CHRISTOPHER JOYCE, BYLINE: When Hurricane Sandy hit Long Island, it pounded the shore face. That's the Sandy underwater slope that runs up to the shore. The shape of a shore face influences how fast and high water moves on to land. Sandy pushed water up the shore face and on the towns and bays. When it retreated, it sucked all sorts of urban junk back out to see. Last January, just months after the storm, NPR joined a crew of scientists on an ice-bedecked research boat to survey the damage to the shore. Beth Christensen from Adelphi University showed me a map of what got flooded.

BETH CHRISTENSEN: This is a power plant. Here's a sewage treatment plant, here's another sewage treatment plant, another sewage treatment plant. Here's a runoff coming in from the streets through all of those creeks. And so, all of that combined ends up in these sediments.

JOYCE: Onboard that cold day was John Goff from the University of Texas at Austin. He was there to scan the seafloor with radar. In addition to finding polluted sediments, he wanted to see if parts of the shore face had been washed away. That shore face protects the land from erosion by ocean waves.

JOHN GOFF: We're going to expect more storms in the future. And so understanding the impact of these storms is really important.
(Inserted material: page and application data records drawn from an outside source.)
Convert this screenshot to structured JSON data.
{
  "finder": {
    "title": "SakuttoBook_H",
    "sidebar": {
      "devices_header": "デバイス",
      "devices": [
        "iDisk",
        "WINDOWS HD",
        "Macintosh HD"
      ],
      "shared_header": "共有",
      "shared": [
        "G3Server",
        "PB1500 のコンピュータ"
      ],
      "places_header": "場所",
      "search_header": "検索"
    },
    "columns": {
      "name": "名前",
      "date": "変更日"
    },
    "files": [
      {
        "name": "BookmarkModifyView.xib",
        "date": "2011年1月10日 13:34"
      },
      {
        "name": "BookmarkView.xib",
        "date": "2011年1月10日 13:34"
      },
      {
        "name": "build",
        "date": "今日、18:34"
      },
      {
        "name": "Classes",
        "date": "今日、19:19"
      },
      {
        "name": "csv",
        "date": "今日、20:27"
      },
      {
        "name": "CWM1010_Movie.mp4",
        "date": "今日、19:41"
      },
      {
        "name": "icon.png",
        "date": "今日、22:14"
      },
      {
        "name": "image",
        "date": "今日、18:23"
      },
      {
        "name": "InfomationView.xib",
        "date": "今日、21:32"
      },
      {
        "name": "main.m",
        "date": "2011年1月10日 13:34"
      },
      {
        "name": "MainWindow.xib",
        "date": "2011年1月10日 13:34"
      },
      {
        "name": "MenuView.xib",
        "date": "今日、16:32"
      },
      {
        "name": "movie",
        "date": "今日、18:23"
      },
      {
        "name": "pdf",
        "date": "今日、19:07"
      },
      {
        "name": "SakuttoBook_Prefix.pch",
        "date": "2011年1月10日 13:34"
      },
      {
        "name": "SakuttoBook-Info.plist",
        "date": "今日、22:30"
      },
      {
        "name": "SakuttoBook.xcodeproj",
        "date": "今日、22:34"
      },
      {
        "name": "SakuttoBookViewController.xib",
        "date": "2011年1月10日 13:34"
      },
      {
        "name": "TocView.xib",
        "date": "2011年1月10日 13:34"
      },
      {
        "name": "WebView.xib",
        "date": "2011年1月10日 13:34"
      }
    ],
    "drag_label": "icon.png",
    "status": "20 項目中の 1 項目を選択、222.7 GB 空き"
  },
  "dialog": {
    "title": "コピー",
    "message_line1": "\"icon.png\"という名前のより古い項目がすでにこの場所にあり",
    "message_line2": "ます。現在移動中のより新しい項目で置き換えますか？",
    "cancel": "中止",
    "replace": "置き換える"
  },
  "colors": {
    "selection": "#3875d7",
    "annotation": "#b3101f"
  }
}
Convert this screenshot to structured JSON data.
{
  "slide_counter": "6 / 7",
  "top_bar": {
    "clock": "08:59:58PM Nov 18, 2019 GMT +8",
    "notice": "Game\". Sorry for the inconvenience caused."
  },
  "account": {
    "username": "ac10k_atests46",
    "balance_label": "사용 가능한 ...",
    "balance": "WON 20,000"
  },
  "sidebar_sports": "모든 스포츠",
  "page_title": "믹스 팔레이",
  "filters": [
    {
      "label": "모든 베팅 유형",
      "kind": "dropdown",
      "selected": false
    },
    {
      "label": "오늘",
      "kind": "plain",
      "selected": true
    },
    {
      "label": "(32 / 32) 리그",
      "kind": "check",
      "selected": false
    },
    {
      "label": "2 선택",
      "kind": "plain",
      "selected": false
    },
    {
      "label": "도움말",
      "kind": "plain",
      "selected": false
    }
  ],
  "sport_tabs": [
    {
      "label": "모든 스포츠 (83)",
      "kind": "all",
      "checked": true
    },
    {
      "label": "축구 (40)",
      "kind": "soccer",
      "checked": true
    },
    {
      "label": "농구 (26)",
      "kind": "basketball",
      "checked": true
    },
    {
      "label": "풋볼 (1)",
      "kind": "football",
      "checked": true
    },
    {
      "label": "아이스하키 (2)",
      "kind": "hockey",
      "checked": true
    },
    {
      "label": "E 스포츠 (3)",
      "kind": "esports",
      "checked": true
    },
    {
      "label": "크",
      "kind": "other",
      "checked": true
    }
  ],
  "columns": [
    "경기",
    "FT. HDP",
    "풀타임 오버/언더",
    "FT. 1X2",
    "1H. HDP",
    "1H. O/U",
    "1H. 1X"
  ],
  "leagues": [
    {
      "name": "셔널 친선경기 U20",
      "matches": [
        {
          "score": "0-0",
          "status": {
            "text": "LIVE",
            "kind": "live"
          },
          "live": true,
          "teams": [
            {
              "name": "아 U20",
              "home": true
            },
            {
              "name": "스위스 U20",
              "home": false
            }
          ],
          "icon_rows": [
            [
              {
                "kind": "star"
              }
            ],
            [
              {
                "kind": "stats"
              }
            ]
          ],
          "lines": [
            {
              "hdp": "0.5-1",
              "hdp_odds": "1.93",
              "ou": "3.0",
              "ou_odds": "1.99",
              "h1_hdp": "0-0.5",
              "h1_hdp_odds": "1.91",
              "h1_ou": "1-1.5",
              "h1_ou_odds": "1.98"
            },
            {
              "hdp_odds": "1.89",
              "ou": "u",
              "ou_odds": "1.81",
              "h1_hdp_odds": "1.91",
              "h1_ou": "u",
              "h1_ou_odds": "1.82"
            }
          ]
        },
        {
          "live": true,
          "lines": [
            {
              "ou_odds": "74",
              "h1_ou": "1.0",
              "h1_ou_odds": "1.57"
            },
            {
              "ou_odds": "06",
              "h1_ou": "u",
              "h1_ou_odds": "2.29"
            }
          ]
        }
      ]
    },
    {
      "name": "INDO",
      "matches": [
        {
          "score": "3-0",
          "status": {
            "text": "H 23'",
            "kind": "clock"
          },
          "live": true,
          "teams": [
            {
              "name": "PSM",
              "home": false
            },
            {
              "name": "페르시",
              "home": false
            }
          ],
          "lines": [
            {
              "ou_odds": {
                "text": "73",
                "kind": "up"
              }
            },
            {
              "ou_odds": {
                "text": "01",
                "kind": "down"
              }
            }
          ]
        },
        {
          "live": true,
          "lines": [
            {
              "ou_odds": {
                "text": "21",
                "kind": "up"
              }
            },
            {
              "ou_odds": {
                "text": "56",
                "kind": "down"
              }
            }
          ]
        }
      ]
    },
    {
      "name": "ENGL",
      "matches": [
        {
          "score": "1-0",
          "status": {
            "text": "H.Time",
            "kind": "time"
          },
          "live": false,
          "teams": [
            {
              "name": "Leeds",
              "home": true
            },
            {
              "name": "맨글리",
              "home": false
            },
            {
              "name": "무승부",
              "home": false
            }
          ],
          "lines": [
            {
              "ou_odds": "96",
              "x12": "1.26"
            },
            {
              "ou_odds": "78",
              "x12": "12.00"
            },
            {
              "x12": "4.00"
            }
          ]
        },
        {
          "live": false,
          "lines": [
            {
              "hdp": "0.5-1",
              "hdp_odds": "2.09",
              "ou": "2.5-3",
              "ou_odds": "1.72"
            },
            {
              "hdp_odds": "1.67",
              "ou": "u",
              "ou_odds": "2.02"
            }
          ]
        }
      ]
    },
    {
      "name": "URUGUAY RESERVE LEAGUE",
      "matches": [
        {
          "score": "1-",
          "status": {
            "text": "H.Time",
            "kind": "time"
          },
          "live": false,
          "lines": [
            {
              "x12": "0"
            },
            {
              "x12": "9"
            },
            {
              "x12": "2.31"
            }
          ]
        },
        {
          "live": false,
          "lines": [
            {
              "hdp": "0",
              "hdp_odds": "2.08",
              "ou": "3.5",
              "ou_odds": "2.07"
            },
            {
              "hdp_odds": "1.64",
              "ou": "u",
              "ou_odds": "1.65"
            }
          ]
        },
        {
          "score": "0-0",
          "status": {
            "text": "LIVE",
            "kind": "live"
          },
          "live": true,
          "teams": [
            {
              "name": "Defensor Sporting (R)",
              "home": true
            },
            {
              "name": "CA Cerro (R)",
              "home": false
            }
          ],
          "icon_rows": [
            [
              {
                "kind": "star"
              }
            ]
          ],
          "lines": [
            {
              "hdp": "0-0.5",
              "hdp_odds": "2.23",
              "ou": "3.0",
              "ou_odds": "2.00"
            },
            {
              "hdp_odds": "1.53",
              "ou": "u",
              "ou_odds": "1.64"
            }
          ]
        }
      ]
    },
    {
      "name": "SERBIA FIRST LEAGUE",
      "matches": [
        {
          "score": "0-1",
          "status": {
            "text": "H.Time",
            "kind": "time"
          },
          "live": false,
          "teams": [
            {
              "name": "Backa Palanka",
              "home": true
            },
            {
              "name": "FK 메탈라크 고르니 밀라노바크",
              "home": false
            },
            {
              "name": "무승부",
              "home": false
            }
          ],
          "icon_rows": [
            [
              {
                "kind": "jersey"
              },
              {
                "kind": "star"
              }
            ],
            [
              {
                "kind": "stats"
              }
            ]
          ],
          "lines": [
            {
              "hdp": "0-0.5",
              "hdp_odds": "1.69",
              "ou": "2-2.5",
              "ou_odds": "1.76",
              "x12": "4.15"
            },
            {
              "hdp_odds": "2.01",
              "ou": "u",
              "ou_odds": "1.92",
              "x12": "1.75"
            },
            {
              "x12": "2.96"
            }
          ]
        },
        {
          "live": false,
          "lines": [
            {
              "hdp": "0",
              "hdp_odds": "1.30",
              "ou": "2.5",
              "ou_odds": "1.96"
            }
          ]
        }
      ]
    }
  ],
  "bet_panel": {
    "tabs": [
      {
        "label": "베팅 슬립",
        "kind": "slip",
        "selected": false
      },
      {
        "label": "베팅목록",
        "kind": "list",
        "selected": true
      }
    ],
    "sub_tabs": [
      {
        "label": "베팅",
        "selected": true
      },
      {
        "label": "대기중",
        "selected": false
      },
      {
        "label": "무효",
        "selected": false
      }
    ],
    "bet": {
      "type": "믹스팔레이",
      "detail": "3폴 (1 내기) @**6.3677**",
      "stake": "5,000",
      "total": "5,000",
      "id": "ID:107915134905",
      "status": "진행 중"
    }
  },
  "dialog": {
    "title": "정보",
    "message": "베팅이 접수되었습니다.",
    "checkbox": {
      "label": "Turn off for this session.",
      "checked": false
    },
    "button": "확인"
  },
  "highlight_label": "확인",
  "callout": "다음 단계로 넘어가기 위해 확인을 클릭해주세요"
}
JOYCE: The group bills itself as a rapid response team. Ocean scientists swoop in after storms to study the damage they do to shorelines. After Hurricane Ike in Texas in 2008, Goff found that the storm surge had actually remodeled the shore face, moving huge amounts of sand out to sea. Not so with Sandy.

GOFF: Well, what we found was quite different. And, yes, it did surprise us.

JOYCE: The seafloor off Long Island that Goff discovered has rows of sand ridges, underwater sand dunes 10 feet high or so that run parallel to shore for up to a half a mile.

GOFF: I think of these ridges as kind of cushioning the blow. After the hurricane, they are still there. We didn't really see any massive destructive erosion of the shore face.

JOYCE: Goff says many coastal areas along the eastern and southern U.S. have these underwater sand ridges. That's going to be important because the sea level is rising. Over time, higher sea levels will eat away at the coastline, undercutting anything that's built there. And during storms, higher sea levels mean it's more likely that wind and waves will push water higher up onto land.

But Goff says these sand ridges seem to slow down erosion and perhaps prevent flooding. That's hopeful news for coastal cities facing sea level rise. The news on pollution isn't so good. There were toxic chemicals and metals in the mud at the bottom of estuaries and bays along Long Island. Sandy sucked a lot of that back out to the ocean where it got spread around.

The team will continue to track that. The team discussed their findings today at a meeting of the American Geophysical Union in San Francisco. Christopher Joyce, NPR News. Transcript provided by NPR, Copyright NPR.

Support your
public radio station